Toilet-to-Cabinet Allowable Clearance Tolerances
Cabinet makers and installers discuss the allowable distance between a toilet and a bathroom vanity, and consider how to make adjustments when the space gets tight. November 19, 2005
I have just installed a vanity cabinet for a contractor and noticed that I only have 14" from the edge of my cabinet to the centerline of the toilet. I know that 15" is standard. Will I be able to get away with 14", or will I need to rebuild the cabinet?
(Cabinet and Millwork Installation Forum)
From contributor A:
It depends on what toilet is used. Some have narrower tanks than others. Either way, that's awfully close.
From contributor B:
If you installed a cabinet for a contractor and it wasnít designed or laid out properly, why is it your problem? If something isnít right with dimensions or layout, it is the contractorís problem and he can pay me again to go back when he has it figured out.
From contributor C:
If the contractor has not installed the toilet yet, he can use an off-set closet flange to pull the bowl to either side. This type of flange will give you additional elbow room.
From contributor D:

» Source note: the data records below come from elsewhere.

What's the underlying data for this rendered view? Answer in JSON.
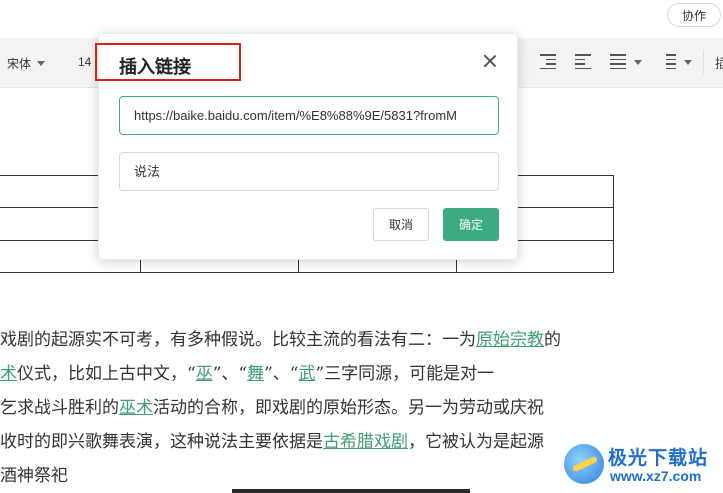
{
  "topbar": {
    "collab_label": "协作"
  },
  "toolbar": {
    "font_family": "宋体",
    "font_size": "14",
    "overflow_label": "插"
  },
  "dialog": {
    "title": "插入链接",
    "url_value": "https://baike.baidu.com/item/%E8%88%9E/5831?fromM",
    "text_value": "说法",
    "cancel_label": "取消",
    "ok_label": "确定",
    "accent_color": "#3dab82",
    "highlight_color": "#d9201e"
  },
  "document": {
    "lines": [
      {
        "segments": [
          {
            "t": "戏剧的起源实不可考，有多种假说。比较主流的看法有二：一为"
          },
          {
            "t": "原始宗教",
            "link": true
          },
          {
            "t": "的"
          }
        ]
      },
      {
        "segments": [
          {
            "t": "术",
            "link": true
          },
          {
            "t": "仪式，比如上古中文，“"
          },
          {
            "t": "巫",
            "link": true
          },
          {
            "t": "”、“"
          },
          {
            "t": "舞",
            "link": true
          },
          {
            "t": "”、“"
          },
          {
            "t": "武",
            "link": true
          },
          {
            "t": "”三字同源，可能是对一"
          }
        ]
      },
      {
        "segments": [
          {
            "t": "乞求战斗胜利的"
          },
          {
            "t": "巫术",
            "link": true
          },
          {
            "t": "活动的合称，即戏剧的原始形态。另一为劳动或庆祝"
          }
        ]
      },
      {
        "segments": [
          {
            "t": "收时的即兴歌舞表演，这种说法主要依据是"
          },
          {
            "t": "古希腊戏剧",
            "link": true
          },
          {
            "t": "，它被认为是起源"
          }
        ]
      },
      {
        "segments": [
          {
            "t": "酒神祭祀"
          }
        ]
      }
    ],
    "link_color": "#3f9f74"
  },
  "watermark": {
    "title": "极光下载站",
    "url": "www.xz7.com"
  }
}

I wouldnít tell anybody. If the contractor gave you the dimensions for the vanity then itís his deal. If you calculated the size, then it is your deal, however I assume you did disclose what you were proposing to do, and at that time it was up to him to let you know if it was a problem. If no one has noticed, let it go until someone does. In todayís construction world everyone makes mistakes. I have seen plumbers lay out toilets 12" from the flanking wall and still set the fixture and get paid for it.
From contributor E:
Code calls for 18" from the centerline of the toilet to the adjacent cabinet, wall or other.
The same goes for sinks. The 18" dimension comes from the distance from the center of your chest to your elbow when you arms are 90 degrees to your torso. This requirement is often ignored but that does not make it right.
From contributor F:
I'm a builder of custom homes since 1989. The code requires a 30" area for the toilet and 24" in front of the toilet (finished dimensions). This code can be verified in UBC section 2705.1 or IRC section 408.6. The code that contributor E refers to is a commercial code or unless he is in a more restrictive residential code area. The majority of the USA is under the two codes above. With that being said, it is up to you to decide how the inspector may interpret the code. My experience is that they very seldom try to determine the center line of the toilet after it is already set. More important is the measure of the overall compartment. I have had a few that were off but were not an issue unless they were way off.
From contributor G:
The rule of thumb is 15-18" off center. I've had customers want it closer and they always got away with it. I believe you'll have no problem.